**ABOUT THIS TASK:**
Every line containing the string "қадам" should be returned from the records.

■ ■ ■ ■ ■ ■ ■

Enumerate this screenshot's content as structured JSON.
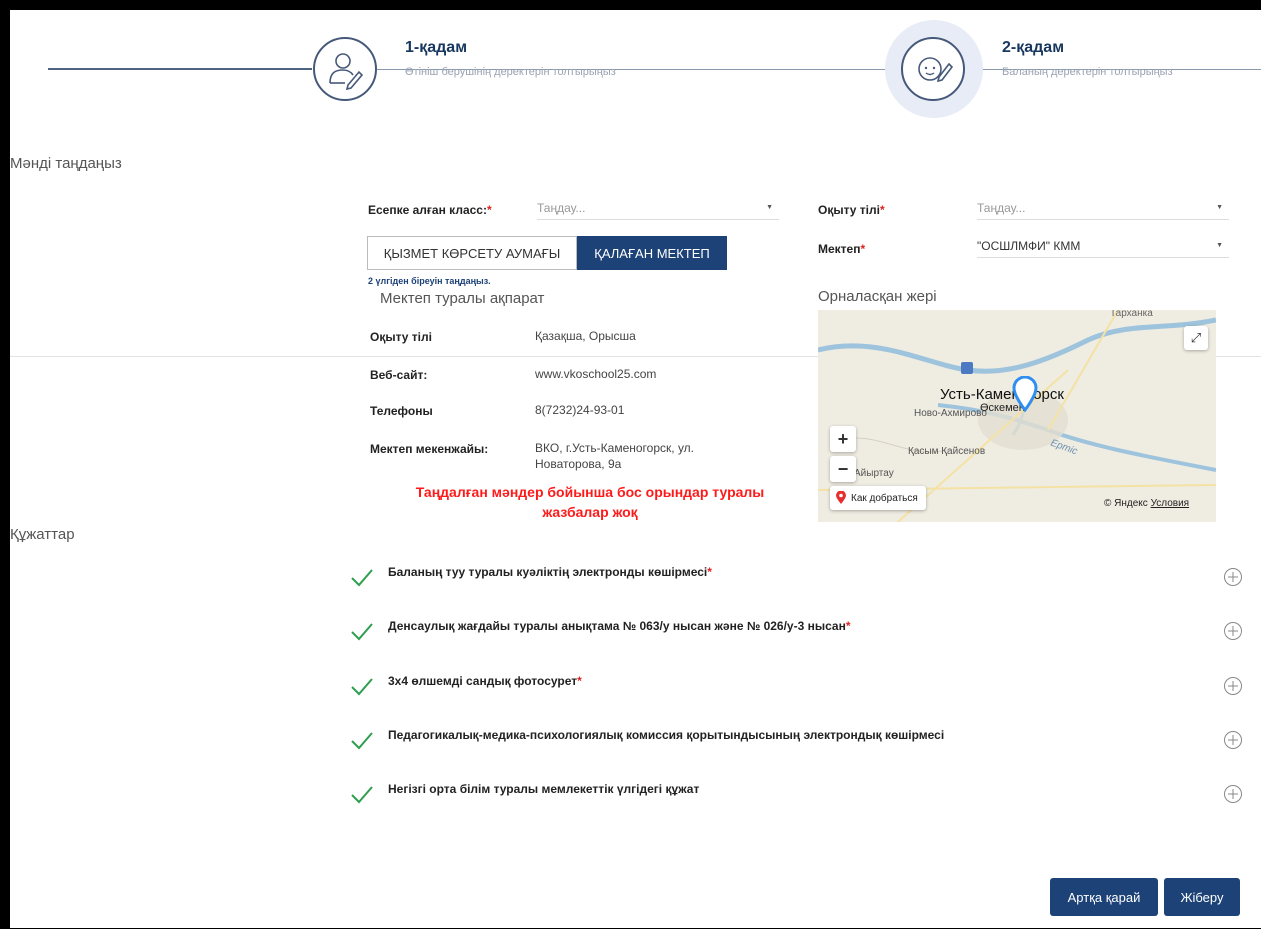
{
  "stepper": {
    "step1_title": "1-қадам",
    "step1_sub": "Өтініш берушінің деректерін толтырыңыз",
    "step2_title": "2-қадам",
    "step2_sub": "Баланың деректерін толтырыңыз"
  },
  "select_section": {
    "title": "Мәнді таңдаңыз",
    "class_label": "Есепке алған класс:",
    "class_placeholder": "Таңдау...",
    "lang_label": "Оқыту тілі",
    "lang_placeholder": "Таңдау...",
    "school_label": "Мектеп",
    "school_value": "\"ОСШЛМФИ\" КММ",
    "tab_service": "ҚЫЗМЕТ КӨРСЕТУ АУМАҒЫ",
    "tab_preferred": "ҚАЛАҒАН МЕКТЕП",
    "hint": "2 үлгіден біреуін таңдаңыз."
  },
  "school_info": {
    "title": "Мектеп туралы ақпарат",
    "rows": [
      {
        "key": "Оқыту тілі",
        "value": "Қазақша, Орысша"
      },
      {
        "key": "Веб-сайт:",
        "value": "www.vkoschool25.com"
      },
      {
        "key": "Телефоны",
        "value": "8(7232)24-93-01"
      },
      {
        "key": "Мектеп мекенжайы:",
        "value": "ВКО, г.Усть-Каменогорск, ул. Новаторова, 9а"
      }
    ],
    "warning": "Таңдалған мәндер бойынша бос орындар туралы жазбалар жоқ"
  },
  "location": {
    "title": "Орналасқан жері",
    "map_city": "Усть-Каменогорск",
    "map_place1": "Ново-Ахмирово",
    "map_place2": "Өскемен",
    "map_place3": "Қасым Қайсенов",
    "map_place4": "Тарханка",
    "map_place5": "Айыртау",
    "map_river": "Ертіс",
    "route_label": "Как добраться",
    "copyright": "© Яндекс",
    "terms": "Условия",
    "zoom_in": "+",
    "zoom_out": "−"
  },
  "documents": {
    "title": "Құжаттар",
    "items": [
      {
        "label": "Баланың туу туралы куәліктің электронды көшірмесі",
        "required": "*"
      },
      {
        "label": "Денсаулық жағдайы туралы анықтама № 063/у нысан және № 026/у-3 нысан",
        "required": "*"
      },
      {
        "label": "3х4 өлшемді сандық фотосурет",
        "required": "*"
      },
      {
        "label": "Педагогикалық-медика-психологиялық комиссия қорытындысының электрондық көшірмесі",
        "required": ""
      },
      {
        "label": "Негізгі орта білім туралы мемлекеттік үлгідегі құжат",
        "required": ""
      }
    ]
  },
  "footer": {
    "back": "Артқа қарай",
    "submit": "Жіберу"
  },
  "colors": {
    "primary": "#1d4277",
    "required": "#e02020",
    "check": "#2e9e4f",
    "warning": "#ff1a1a"
  }
}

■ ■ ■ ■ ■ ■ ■

**OUTPUT FOR THIS EXERCISE:**
    "step1_title": "1-қадам",
    "step2_title": "2-қадам",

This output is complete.